- Page and application data records
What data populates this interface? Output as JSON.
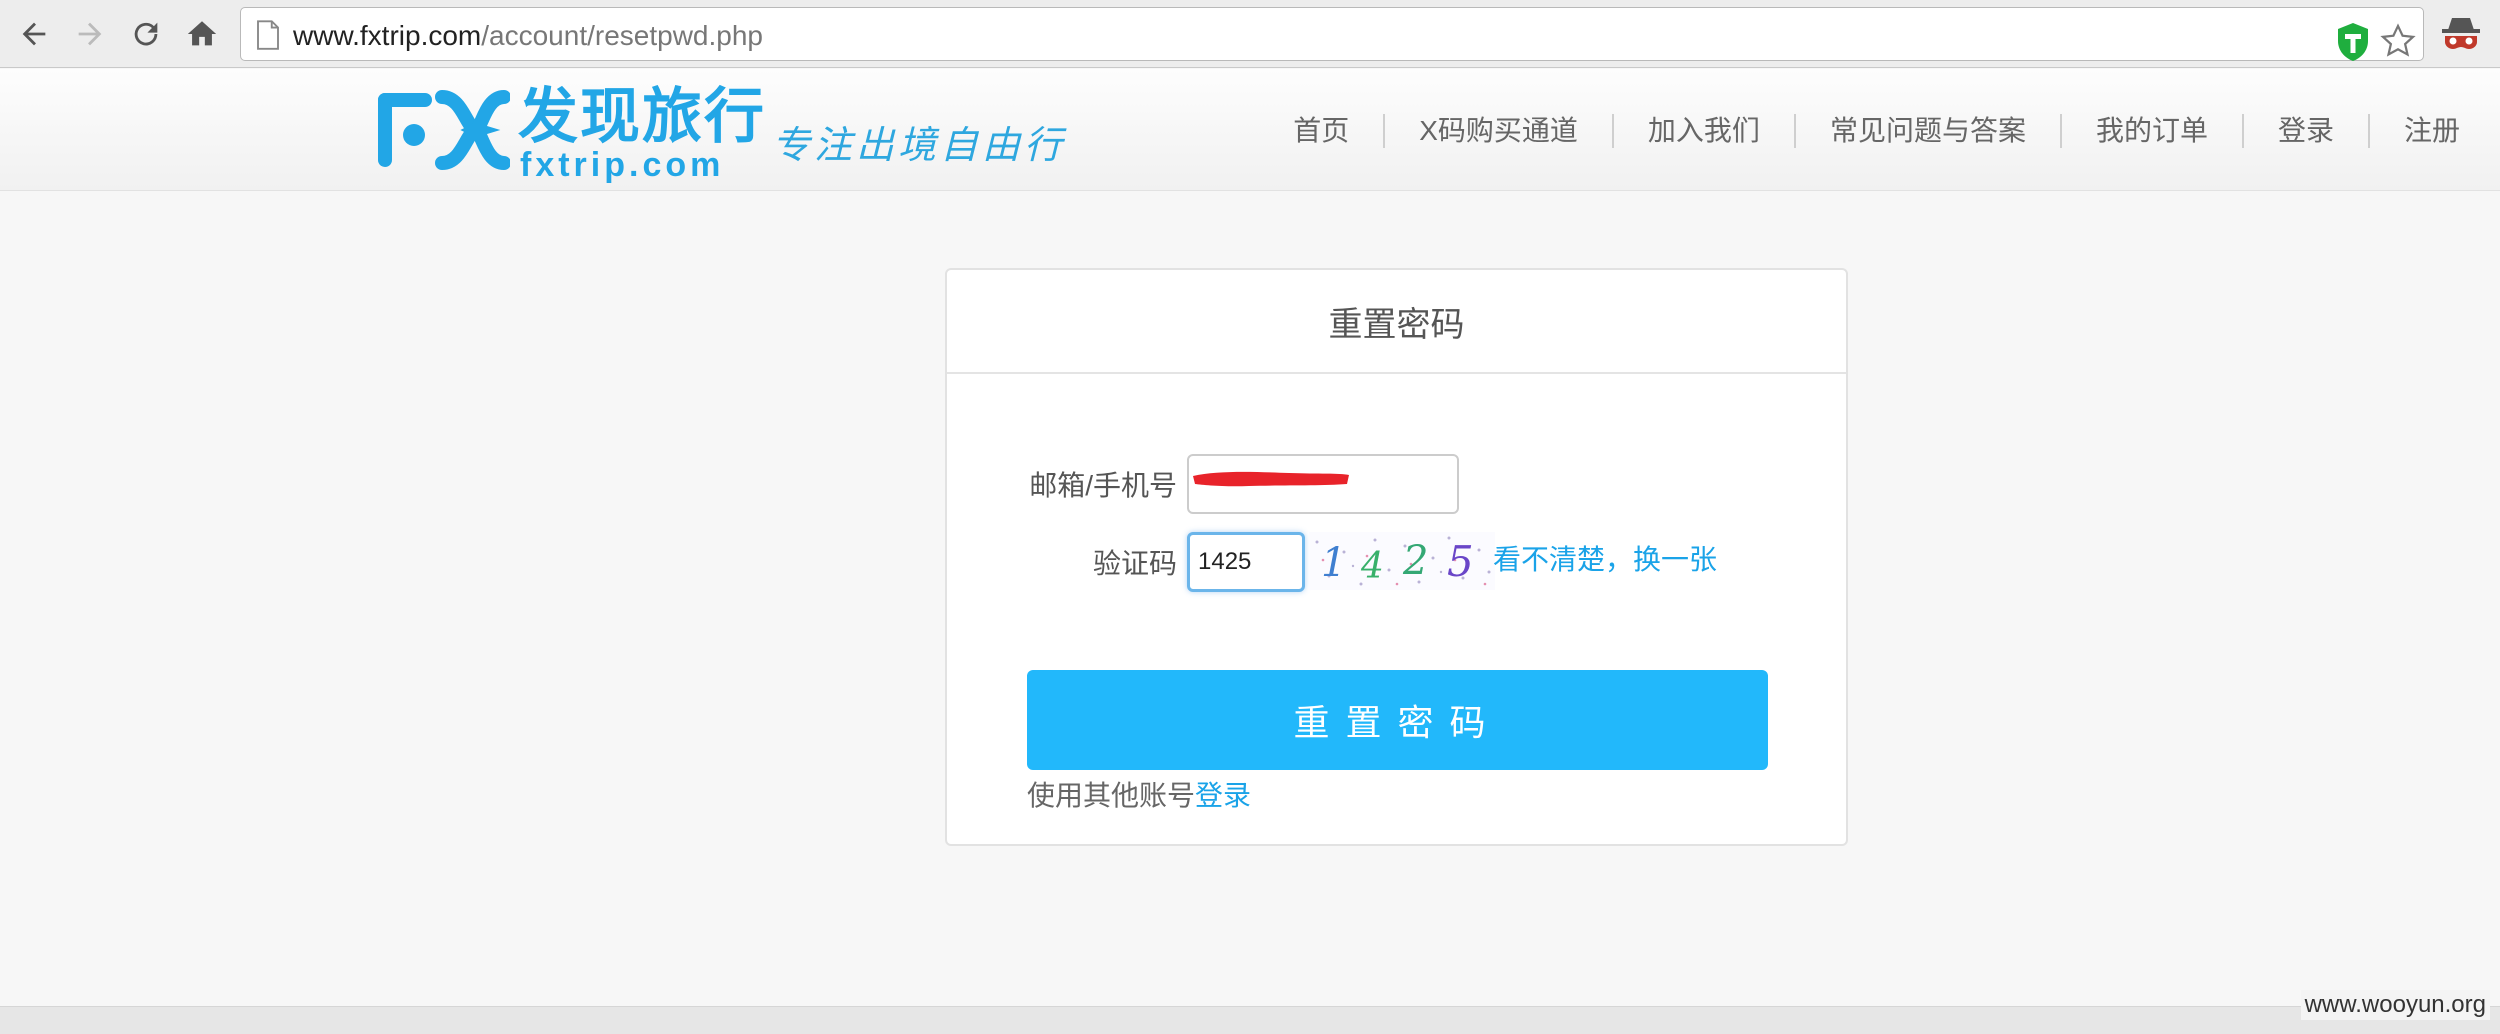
{
  "browser": {
    "url_domain": "www.fxtrip.com",
    "url_path": "/account/resetpwd.php",
    "icons": [
      "back-arrow-icon",
      "forward-arrow-icon",
      "reload-icon",
      "home-icon",
      "page-icon",
      "tampermonkey-icon",
      "bookmark-star-icon",
      "incognito-mask-icon"
    ]
  },
  "header": {
    "logo_cn": "发现旅行",
    "logo_en": "fxtrip.com",
    "slogan": "专注出境自由行",
    "nav": [
      "首页",
      "X码购买通道",
      "加入我们",
      "常见问题与答案",
      "我的订单",
      "登录",
      "注册"
    ]
  },
  "form": {
    "title": "重置密码",
    "email_label": "邮箱/手机号",
    "code_label": "验证码",
    "code_value": "1425",
    "captcha_digits": [
      "1",
      "4",
      "2",
      "5"
    ],
    "refresh_link": "看不清楚，换一张",
    "submit_label": "重置密码",
    "other_prefix": "使用其他账号",
    "other_link": "登录"
  },
  "colors": {
    "brand": "#22a6e6",
    "button": "#22b8fb",
    "link": "#1aa3e8"
  },
  "watermark": "www.wooyun.org"
}
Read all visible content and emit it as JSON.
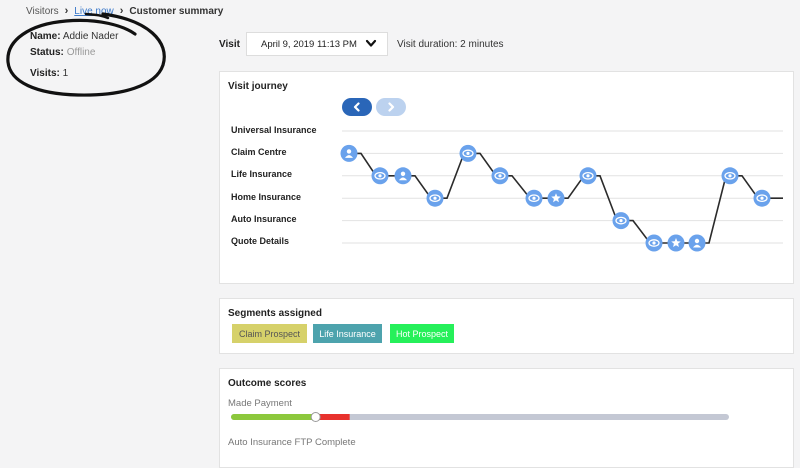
{
  "breadcrumb": [
    "Visitors",
    "Live now",
    "Customer summary"
  ],
  "customer": {
    "name_label": "Name:",
    "name": "Addie Nader",
    "status_label": "Status:",
    "status": "Offline",
    "visits_label": "Visits:",
    "visits": "1"
  },
  "visit": {
    "label": "Visit",
    "selected": "April 9, 2019 11:13 PM",
    "duration": "Visit duration: 2 minutes"
  },
  "journey": {
    "title": "Visit journey",
    "rows": [
      "Universal Insurance",
      "Claim Centre",
      "Life Insurance",
      "Home Insurance",
      "Auto Insurance",
      "Quote Details"
    ],
    "steps": [
      {
        "row": 1,
        "icon": "person-icon"
      },
      {
        "row": 2,
        "icon": "eye-icon"
      },
      {
        "row": 2,
        "icon": "person-icon"
      },
      {
        "row": 3,
        "icon": "eye-icon"
      },
      {
        "row": 1,
        "icon": "eye-icon"
      },
      {
        "row": 2,
        "icon": "eye-icon"
      },
      {
        "row": 3,
        "icon": "eye-icon"
      },
      {
        "row": 3,
        "icon": "star-icon"
      },
      {
        "row": 2,
        "icon": "eye-icon"
      },
      {
        "row": 4,
        "icon": "eye-icon"
      },
      {
        "row": 5,
        "icon": "eye-icon"
      },
      {
        "row": 5,
        "icon": "star-icon"
      },
      {
        "row": 5,
        "icon": "person-icon"
      },
      {
        "row": 2,
        "icon": "eye-icon"
      },
      {
        "row": 3,
        "icon": "eye-icon"
      }
    ],
    "colors": {
      "node": "#6aa2ec",
      "line": "#2b2b2b",
      "grid": "#e2e2e2"
    }
  },
  "segments": {
    "title": "Segments assigned",
    "items": [
      {
        "label": "Claim Prospect",
        "bg": "#d6d16a",
        "fg": "#555555"
      },
      {
        "label": "Life Insurance",
        "bg": "#4da3ad",
        "fg": "#ffffff"
      },
      {
        "label": "Hot Prospect",
        "bg": "#26f05a",
        "fg": "#ffffff"
      }
    ]
  },
  "outcomes": {
    "title": "Outcome scores",
    "items": [
      {
        "label": "Made Payment",
        "value_pct": 17
      },
      {
        "label": "Auto Insurance FTP Complete"
      }
    ],
    "colors": {
      "good": "#8cc83c",
      "bad": "#e8322d",
      "track": "#c4c8d4"
    }
  }
}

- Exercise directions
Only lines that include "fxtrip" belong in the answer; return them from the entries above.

- Written solution
    "url_domain": "www.fxtrip.com",
    "logo_en": "fxtrip.com",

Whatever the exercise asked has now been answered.